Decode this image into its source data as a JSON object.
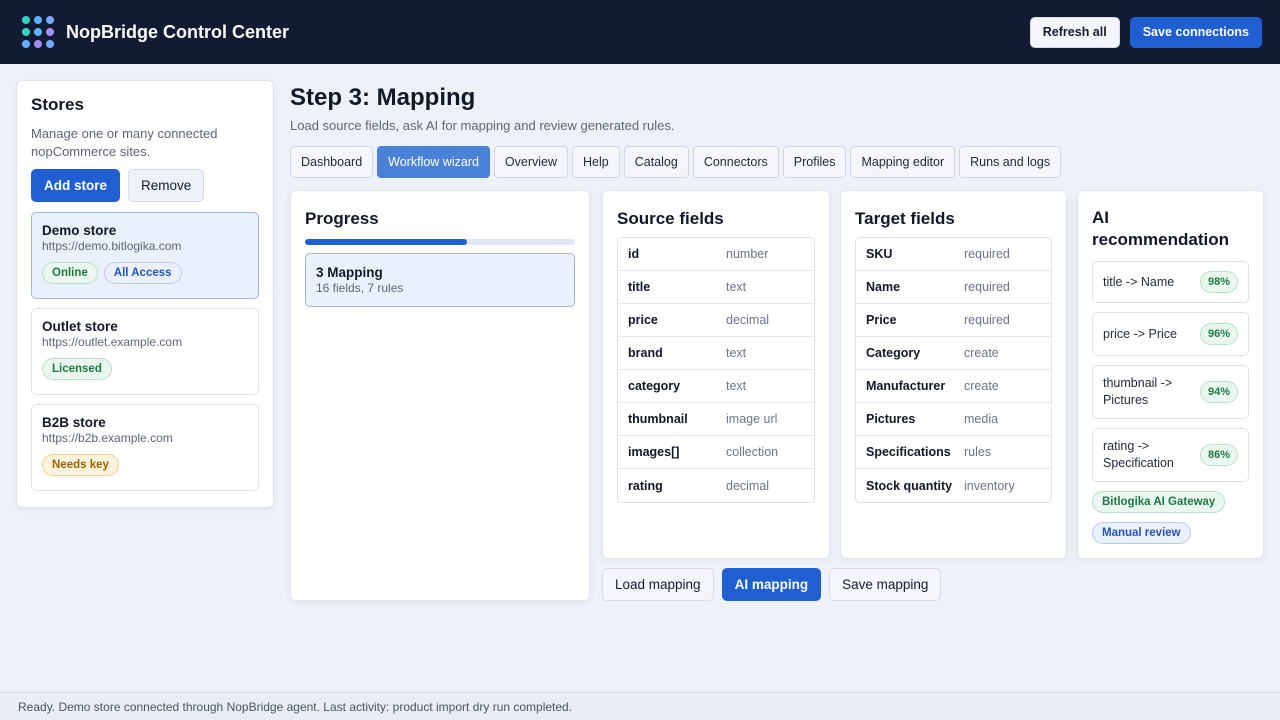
{
  "header": {
    "title": "NopBridge Control Center",
    "refresh_label": "Refresh all",
    "save_label": "Save connections",
    "logo_colors": [
      "#3ad1c5",
      "#5fb2ff",
      "#7aa8ff",
      "#3ad1c5",
      "#5fb2ff",
      "#a18bff",
      "#5fb2ff",
      "#a18bff",
      "#7aa8ff"
    ]
  },
  "stores": {
    "title": "Stores",
    "description": "Manage one or many connected nopCommerce sites.",
    "add_label": "Add store",
    "remove_label": "Remove",
    "items": [
      {
        "name": "Demo store",
        "url": "https://demo.bitlogika.com",
        "badges": [
          "Online",
          "All Access"
        ]
      },
      {
        "name": "Outlet store",
        "url": "https://outlet.example.com",
        "badges": [
          "Licensed"
        ]
      },
      {
        "name": "B2B store",
        "url": "https://b2b.example.com",
        "badges": [
          "Needs key"
        ]
      }
    ]
  },
  "main": {
    "title": "Step 3: Mapping",
    "subtitle": "Load source fields, ask AI for mapping and review generated rules.",
    "tabs": [
      "Dashboard",
      "Workflow wizard",
      "Overview",
      "Help",
      "Catalog",
      "Connectors",
      "Profiles",
      "Mapping editor",
      "Runs and logs"
    ],
    "active_tab": "Workflow wizard"
  },
  "progress": {
    "title": "Progress",
    "fraction": 0.6,
    "step_title": "3 Mapping",
    "step_detail": "16 fields, 7 rules"
  },
  "source_fields": {
    "title": "Source fields",
    "rows": [
      {
        "name": "id",
        "type": "number"
      },
      {
        "name": "title",
        "type": "text"
      },
      {
        "name": "price",
        "type": "decimal"
      },
      {
        "name": "brand",
        "type": "text"
      },
      {
        "name": "category",
        "type": "text"
      },
      {
        "name": "thumbnail",
        "type": "image url"
      },
      {
        "name": "images[]",
        "type": "collection"
      },
      {
        "name": "rating",
        "type": "decimal"
      }
    ]
  },
  "target_fields": {
    "title": "Target fields",
    "rows": [
      {
        "name": "SKU",
        "type": "required"
      },
      {
        "name": "Name",
        "type": "required"
      },
      {
        "name": "Price",
        "type": "required"
      },
      {
        "name": "Category",
        "type": "create"
      },
      {
        "name": "Manufacturer",
        "type": "create"
      },
      {
        "name": "Pictures",
        "type": "media"
      },
      {
        "name": "Specifications",
        "type": "rules"
      },
      {
        "name": "Stock quantity",
        "type": "inventory"
      }
    ]
  },
  "ai": {
    "title": "AI recommendation",
    "recommendations": [
      {
        "text": "title -> Name",
        "confidence": "98%"
      },
      {
        "text": "price -> Price",
        "confidence": "96%"
      },
      {
        "text": "thumbnail -> Pictures",
        "confidence": "94%"
      },
      {
        "text": "rating -> Specification",
        "confidence": "86%"
      }
    ],
    "gateway_badge": "Bitlogika AI Gateway",
    "review_badge": "Manual review"
  },
  "actions": {
    "load_label": "Load mapping",
    "ai_label": "AI mapping",
    "save_label": "Save mapping"
  },
  "status": {
    "text": "Ready. Demo store connected through NopBridge agent. Last activity: product import dry run completed."
  }
}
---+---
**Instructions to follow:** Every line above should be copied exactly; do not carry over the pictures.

**Your response:**
Decode this image into its source data as a JSON object.
{
  "header": {
    "title": "NopBridge Control Center",
    "refresh_label": "Refresh all",
    "save_label": "Save connections",
    "logo_colors": [
      "#3ad1c5",
      "#5fb2ff",
      "#7aa8ff",
      "#3ad1c5",
      "#5fb2ff",
      "#a18bff",
      "#5fb2ff",
      "#a18bff",
      "#7aa8ff"
    ]
  },
  "stores": {
    "title": "Stores",
    "description": "Manage one or many connected nopCommerce sites.",
    "add_label": "Add store",
    "remove_label": "Remove",
    "items": [
      {
        "name": "Demo store",
        "url": "https://demo.bitlogika.com",
        "badges": [
          "Online",
          "All Access"
        ]
      },
      {
        "name": "Outlet store",
        "url": "https://outlet.example.com",
        "badges": [
          "Licensed"
        ]
      },
      {
        "name": "B2B store",
        "url": "https://b2b.example.com",
        "badges": [
          "Needs key"
        ]
      }
    ]
  },
  "main": {
    "title": "Step 3: Mapping",
    "subtitle": "Load source fields, ask AI for mapping and review generated rules.",
    "tabs": [
      "Dashboard",
      "Workflow wizard",
      "Overview",
      "Help",
      "Catalog",
      "Connectors",
      "Profiles",
      "Mapping editor",
      "Runs and logs"
    ],
    "active_tab": "Workflow wizard"
  },
  "progress": {
    "title": "Progress",
    "fraction": 0.6,
    "step_title": "3 Mapping",
    "step_detail": "16 fields, 7 rules"
  },
  "source_fields": {
    "title": "Source fields",
    "rows": [
      {
        "name": "id",
        "type": "number"
      },
      {
        "name": "title",
        "type": "text"
      },
      {
        "name": "price",
        "type": "decimal"
      },
      {
        "name": "brand",
        "type": "text"
      },
      {
        "name": "category",
        "type": "text"
      },
      {
        "name": "thumbnail",
        "type": "image url"
      },
      {
        "name": "images[]",
        "type": "collection"
      },
      {
        "name": "rating",
        "type": "decimal"
      }
    ]
  },
  "target_fields": {
    "title": "Target fields",
    "rows": [
      {
        "name": "SKU",
        "type": "required"
      },
      {
        "name": "Name",
        "type": "required"
      },
      {
        "name": "Price",
        "type": "required"
      },
      {
        "name": "Category",
        "type": "create"
      },
      {
        "name": "Manufacturer",
        "type": "create"
      },
      {
        "name": "Pictures",
        "type": "media"
      },
      {
        "name": "Specifications",
        "type": "rules"
      },
      {
        "name": "Stock quantity",
        "type": "inventory"
      }
    ]
  },
  "ai": {
    "title": "AI recommendation",
    "recommendations": [
      {
        "text": "title -> Name",
        "confidence": "98%"
      },
      {
        "text": "price -> Price",
        "confidence": "96%"
      },
      {
        "text": "thumbnail -> Pictures",
        "confidence": "94%"
      },
      {
        "text": "rating -> Specification",
        "confidence": "86%"
      }
    ],
    "gateway_badge": "Bitlogika AI Gateway",
    "review_badge": "Manual review"
  },
  "actions": {
    "load_label": "Load mapping",
    "ai_label": "AI mapping",
    "save_label": "Save mapping"
  },
  "status": {
    "text": "Ready. Demo store connected through NopBridge agent. Last activity: product import dry run completed."
  }
}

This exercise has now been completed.